One that is spent near the ocean, full of smiles and seafood.
A positive attitude and an open mind.
A good Scottish whiskey.
Sea salt potato chips and hot sauce on everything.
Being in two places at once! Sometimes I feel I need someone on my side that gets me as well as I do!
I’m really trying to return to a healthier way of eating and treating my body as well as I possibly can so dishes like Buddha Bowls resonate with me. Currently, I think the recipes of food blog Recipe for Deception are total magic and I can’t wait to try out the Spicy Salmon Poké with Coconut Rice bowl.
Salmon poke bowl filled with fresh slices of mango and avocado on a bed of coconut rice.
Trust your own abilities and never stop learning. It’s so important to keep on improving, to keep on exploring, and to put yourself out there. I’m a total introvert, so it never gets any less scary when approaching a potential client; the best thing to remember is that the worst they can do is say no. And usually, when you’ve employed a cheerful disposition, an ambitious attitude and have kick-ass content, they will jump at the chance to work with you.

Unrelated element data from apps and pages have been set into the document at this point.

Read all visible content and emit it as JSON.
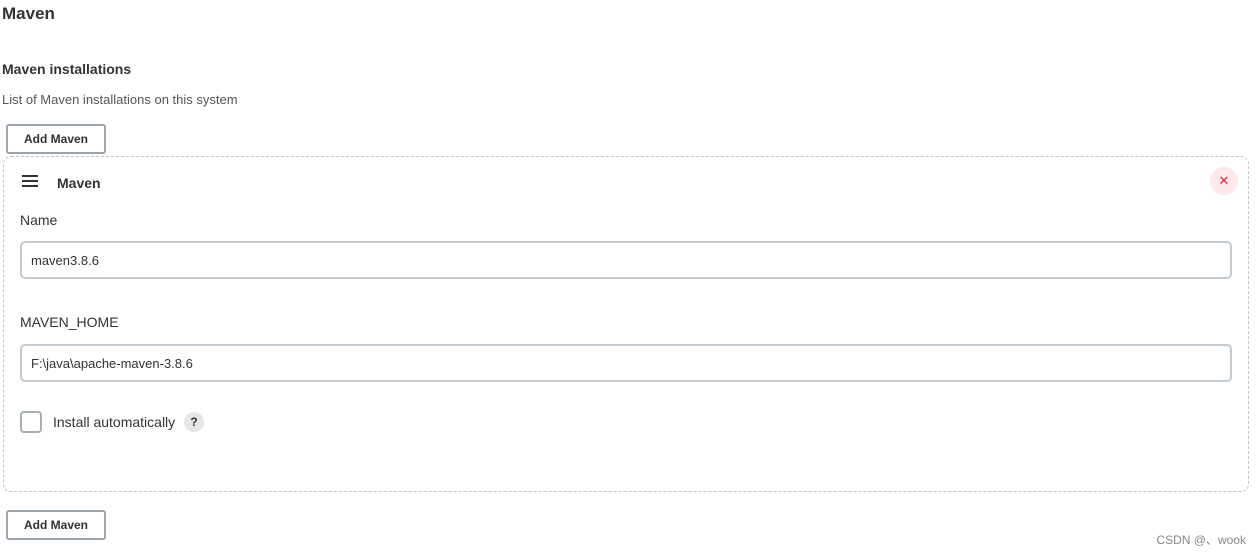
{
  "section": {
    "title": "Maven"
  },
  "installations": {
    "label": "Maven installations",
    "description": "List of Maven installations on this system",
    "add_button_label": "Add Maven"
  },
  "card": {
    "title": "Maven",
    "delete_symbol": "✕",
    "name_label": "Name",
    "name_value": "maven3.8.6",
    "home_label": "MAVEN_HOME",
    "home_value": "F:\\java\\apache-maven-3.8.6",
    "install_auto_label": "Install automatically",
    "install_auto_checked": false,
    "help_symbol": "?"
  },
  "watermark": {
    "text": "CSDN @、wook"
  }
}
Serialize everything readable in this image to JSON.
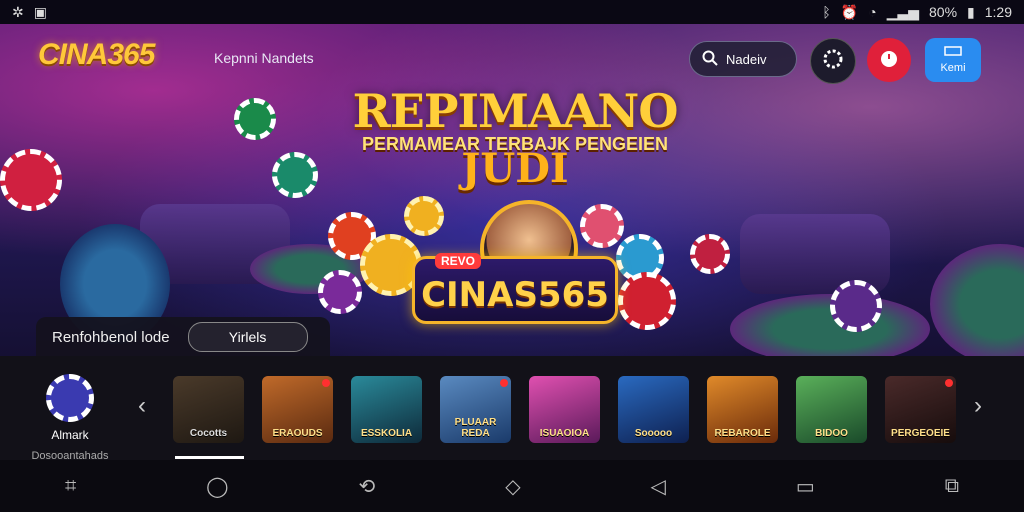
{
  "status": {
    "time": "1:29",
    "battery": "80%"
  },
  "header": {
    "logo": "CINA365",
    "subnav": "Kepnni Nandets",
    "search_label": "Nadeiv",
    "login_label": "Kemi"
  },
  "hero": {
    "title": "REPIMAANO",
    "subtitle": "PERMAMEAR TERBAJK PENGEIEN",
    "title2": "JUDI",
    "badge_tag": "REVO",
    "badge_name": "CINAS565"
  },
  "promo": {
    "label": "Renfohbenol lode",
    "button": "Yirlels"
  },
  "sidebar": {
    "label": "Almark",
    "sub": "Dosooantahads"
  },
  "games": [
    {
      "label": "Cocotts",
      "color": "#3b2a1e",
      "dot": false
    },
    {
      "label": "ERAOUDS",
      "color": "#8a3a1a",
      "dot": true
    },
    {
      "label": "ESSKOLIA",
      "color": "#1a5a6a",
      "dot": false
    },
    {
      "label": "PLUAAR REDA",
      "color": "#3a6a9a",
      "dot": true
    },
    {
      "label": "ISUAOIOA",
      "color": "#c03aa0",
      "dot": false
    },
    {
      "label": "Sooooo",
      "color": "#1a4a8a",
      "dot": false
    },
    {
      "label": "REBAROLE",
      "color": "#c06a1a",
      "dot": false
    },
    {
      "label": "BIDOO",
      "color": "#3a8a4a",
      "dot": false
    },
    {
      "label": "PERGEOEIE",
      "color": "#2a1a1a",
      "dot": true
    }
  ]
}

The main thing is to maintain a positive outlook and sometimes get a little cheeky. If you don’t ask, you won’t get!